As I mentioned before in my review of The Golden Hind, it can actually be rather difficult to find a good fish and chip shop in London. Back 20 years ago, there were more of them than you could count, and the dish was considered one of the cornerstones of British folk food. But since then, the tastes of London have become more metropolitan and worldly, and as a result, fish and chips got supplanted a while back by Chicken Tikka Masala as the national dish. Meanwhile, most of the really good fish and chip places have closed up. Oh, there’s no shortage of places that can serve up fish and chips, usually by throwing frozen chunks of pre-breaded fish in a fryer, but few places remain that really focus on doing a quality fish and chips. While back in the days of yore it was an upstart (Fisher’s open in 1982), and it’s had several changes of ownership, Fisher’s is still cranking out a variety of fish and chips from their small storefront in Fulham near Bishop’s Park.
Where Offbeat Eats has been:
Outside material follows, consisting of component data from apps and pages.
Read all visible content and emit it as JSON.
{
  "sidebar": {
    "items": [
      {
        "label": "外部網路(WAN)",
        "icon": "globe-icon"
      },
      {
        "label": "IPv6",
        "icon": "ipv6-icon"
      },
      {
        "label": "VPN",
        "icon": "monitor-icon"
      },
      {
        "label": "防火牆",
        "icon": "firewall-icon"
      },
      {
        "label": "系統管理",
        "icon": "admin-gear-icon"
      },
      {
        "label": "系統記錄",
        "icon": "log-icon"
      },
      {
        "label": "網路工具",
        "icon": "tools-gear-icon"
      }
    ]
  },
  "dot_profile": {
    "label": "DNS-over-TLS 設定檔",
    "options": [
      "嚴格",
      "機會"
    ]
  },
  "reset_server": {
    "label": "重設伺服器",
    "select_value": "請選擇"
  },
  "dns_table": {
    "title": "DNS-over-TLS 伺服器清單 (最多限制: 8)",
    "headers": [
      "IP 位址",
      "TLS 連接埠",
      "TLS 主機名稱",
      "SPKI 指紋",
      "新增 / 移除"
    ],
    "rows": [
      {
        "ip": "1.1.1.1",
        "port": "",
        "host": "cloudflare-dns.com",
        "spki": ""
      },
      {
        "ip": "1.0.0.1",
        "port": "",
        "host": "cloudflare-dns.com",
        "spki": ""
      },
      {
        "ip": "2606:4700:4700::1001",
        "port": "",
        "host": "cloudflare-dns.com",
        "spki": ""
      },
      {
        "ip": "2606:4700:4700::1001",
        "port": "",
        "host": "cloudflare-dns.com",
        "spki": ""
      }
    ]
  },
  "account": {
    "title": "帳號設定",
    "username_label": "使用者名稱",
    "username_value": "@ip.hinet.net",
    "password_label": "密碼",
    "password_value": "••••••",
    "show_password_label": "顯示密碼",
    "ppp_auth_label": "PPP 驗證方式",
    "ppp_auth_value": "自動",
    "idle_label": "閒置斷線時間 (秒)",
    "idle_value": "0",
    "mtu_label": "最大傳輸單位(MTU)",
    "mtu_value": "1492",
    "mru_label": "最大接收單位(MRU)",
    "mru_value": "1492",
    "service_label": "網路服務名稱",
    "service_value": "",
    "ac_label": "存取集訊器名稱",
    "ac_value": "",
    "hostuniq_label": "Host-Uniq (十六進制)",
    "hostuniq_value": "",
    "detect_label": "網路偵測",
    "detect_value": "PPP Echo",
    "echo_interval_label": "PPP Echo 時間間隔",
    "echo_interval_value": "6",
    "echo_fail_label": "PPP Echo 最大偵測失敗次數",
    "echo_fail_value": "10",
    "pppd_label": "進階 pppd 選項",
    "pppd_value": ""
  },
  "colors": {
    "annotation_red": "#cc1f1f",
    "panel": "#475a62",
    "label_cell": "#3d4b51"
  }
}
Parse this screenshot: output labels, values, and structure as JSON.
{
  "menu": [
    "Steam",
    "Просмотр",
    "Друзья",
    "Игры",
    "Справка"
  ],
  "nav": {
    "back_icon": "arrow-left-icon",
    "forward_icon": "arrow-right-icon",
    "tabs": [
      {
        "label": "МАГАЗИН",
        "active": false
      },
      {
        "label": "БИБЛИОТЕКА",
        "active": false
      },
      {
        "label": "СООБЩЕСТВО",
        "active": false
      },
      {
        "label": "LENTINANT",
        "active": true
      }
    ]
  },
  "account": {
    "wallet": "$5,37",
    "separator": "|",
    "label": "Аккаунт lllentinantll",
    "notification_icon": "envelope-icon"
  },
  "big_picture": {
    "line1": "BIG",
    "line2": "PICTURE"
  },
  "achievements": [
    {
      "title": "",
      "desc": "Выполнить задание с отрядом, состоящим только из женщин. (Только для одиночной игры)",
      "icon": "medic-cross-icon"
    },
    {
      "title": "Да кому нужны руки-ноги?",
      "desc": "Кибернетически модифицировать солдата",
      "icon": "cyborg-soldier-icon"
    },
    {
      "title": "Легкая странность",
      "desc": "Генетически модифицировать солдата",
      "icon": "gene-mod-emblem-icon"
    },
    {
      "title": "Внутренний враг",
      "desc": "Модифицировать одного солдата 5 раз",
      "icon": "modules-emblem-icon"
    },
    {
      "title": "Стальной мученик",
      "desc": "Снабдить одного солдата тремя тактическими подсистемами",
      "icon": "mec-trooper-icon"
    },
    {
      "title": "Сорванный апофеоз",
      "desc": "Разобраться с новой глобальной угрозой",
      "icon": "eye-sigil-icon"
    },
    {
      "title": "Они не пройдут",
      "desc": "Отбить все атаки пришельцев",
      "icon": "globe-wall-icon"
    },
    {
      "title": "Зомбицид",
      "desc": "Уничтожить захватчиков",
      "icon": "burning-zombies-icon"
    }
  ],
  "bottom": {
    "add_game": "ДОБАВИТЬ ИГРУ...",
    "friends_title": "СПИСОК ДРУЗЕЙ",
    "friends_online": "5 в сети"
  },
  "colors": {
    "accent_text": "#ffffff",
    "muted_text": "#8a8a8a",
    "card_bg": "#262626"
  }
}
While in my previous review of Ben’s Takeaway I had mentioned some of the decline of Britain’s rural pubs, I would be remiss if I didn’t talk about some of the successes. As we continued our hike on the Cotswold Way, while the weather was a bit dreary, the pub situation got substantially better. After checking out some Iron age barrows and forts at Uley Long Barrow and Uley Bury, we descended into the village of Uley (home of the quite good Uley Brewery) and then headed into Dursley, which is one of the larger towns along our hike. Being a market town (complete with an impressive Market House in the center of town), Dursley also has quite the active beer scene, with several active pubs and a very active CAMRA group. So when we came across The Old Spot Inn right on the trail, we decided that we had walked enough during the day to warrant a late lunch.